Chris Stockley, Matthew Mott and Rhys Jones are all studying and working for Contour Homes after money saved by the housing association was used to invest in apprenticeships.
18-year-old Stockley, of Shaw, Oldham, is working for Rochdale-based painting contractor ER Williams, and has completed a Level 2 NVQ in painting and decorating. He is currently working towards his Level 3 qualification at Oldham College and is hoping to move onto university to take a part-time construction and development course next year.
He said: "I don't know what I would've done without the apprenticeship. I've always wanted to work in the trade. My brother is a painter and decorator and my dad was before he retired.
"It's hard out there at the moment, and I've got quite a few mates who are struggling to find jobs or training. This is a great opportunity for me and it's opened the door to university."
Apprentices Mott and Jones are working for Oldham-based contractors Emanuel Whittaker whilst also studying at Oldham College.
Mott, aged 24, of Fitton Hill, is fitting windows and completed a Level 2 NVQ in Interior Fitting last year.
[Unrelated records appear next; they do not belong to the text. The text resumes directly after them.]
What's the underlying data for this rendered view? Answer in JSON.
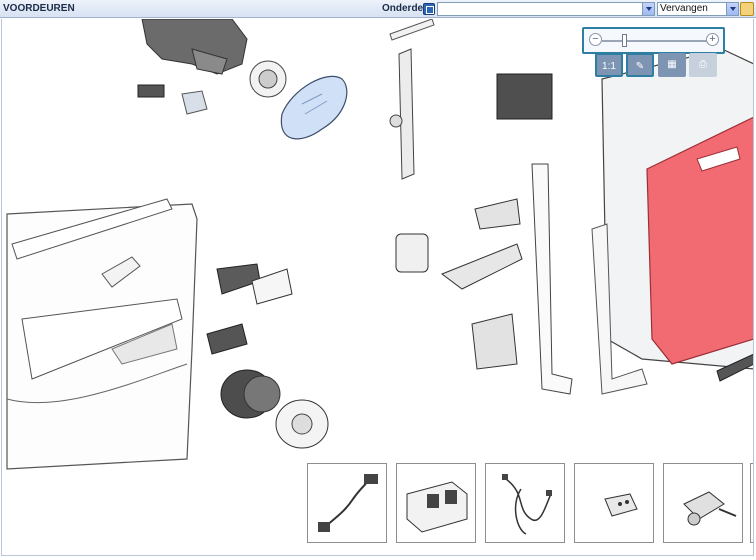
{
  "toolbar": {
    "title": "VOORDEUREN",
    "onderdeel_label": "Onderdeel",
    "onderdeel_value": "",
    "action_value": "Vervangen"
  },
  "zoom": {
    "minus_symbol": "−",
    "plus_symbol": "+",
    "level_percent": 22
  },
  "view_buttons": [
    {
      "label": "1:1"
    },
    {
      "label": ""
    },
    {
      "label": ""
    },
    {
      "label": ""
    }
  ],
  "thumbnails": [
    {
      "icon": "cable-connector-icon"
    },
    {
      "icon": "window-switch-panel-icon"
    },
    {
      "icon": "wiring-harness-icon"
    },
    {
      "icon": "remote-key-icon"
    },
    {
      "icon": "lock-cylinder-key-icon"
    }
  ],
  "colors": {
    "highlight_part": "#f26b73",
    "highlight_frame": "#2e7ea3",
    "mirror_glass": "#cfe0f7",
    "dark_part": "#595959"
  }
}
He is being further supported onto a Level 3 qualification in Wood Occupations this year.
Jones, aged 17, of Chadderton, who has recently started a Level 2 course in Wood Occupations, said: "I really enjoy joinery and like the idea of starting and finishing a job. Since taking up employment I can afford to take driving lessons, which is brilliant."
Contour Homes invested in the three-year apprenticeships as a result of buying £3m of goods and services via the Manchester-based Procure Plus network during the current financial year.
As a consortium made up of housing associations, Procure Plus is able to bulk-buy everything from windows and doors to kitchens and paint, meaning money can be saved to invest in other things.
Ross Hemmings, regeneration investment officer at Contour Homes, said: "Using Procure Plus has generated savings that we've been able to invest in employment and training for Chris, Matthew and Rhys.
"Times are challenging, both economically and for the construction industry, and creating opportunities like these is really important. It's not just about making physical improvements to neighbourhoods, but creating an investment in skills that is lasting for our communities.
"Offering defined apprenticeships helps support people to achieve success in their chosen career, learning skills for life that will allow them to work in the trades and perhaps start up their own businesses."
As well as funding the apprenticeships, savings have also been spent on a variety of community and environmental improvements.
Mark Wilson, apprentice & trainee development manager at Procure Plus, said: "As a regeneration consortium of social housing providers, at Procure Plus we understand it is vital that we create these training opportunities for people to sustain long-term employment."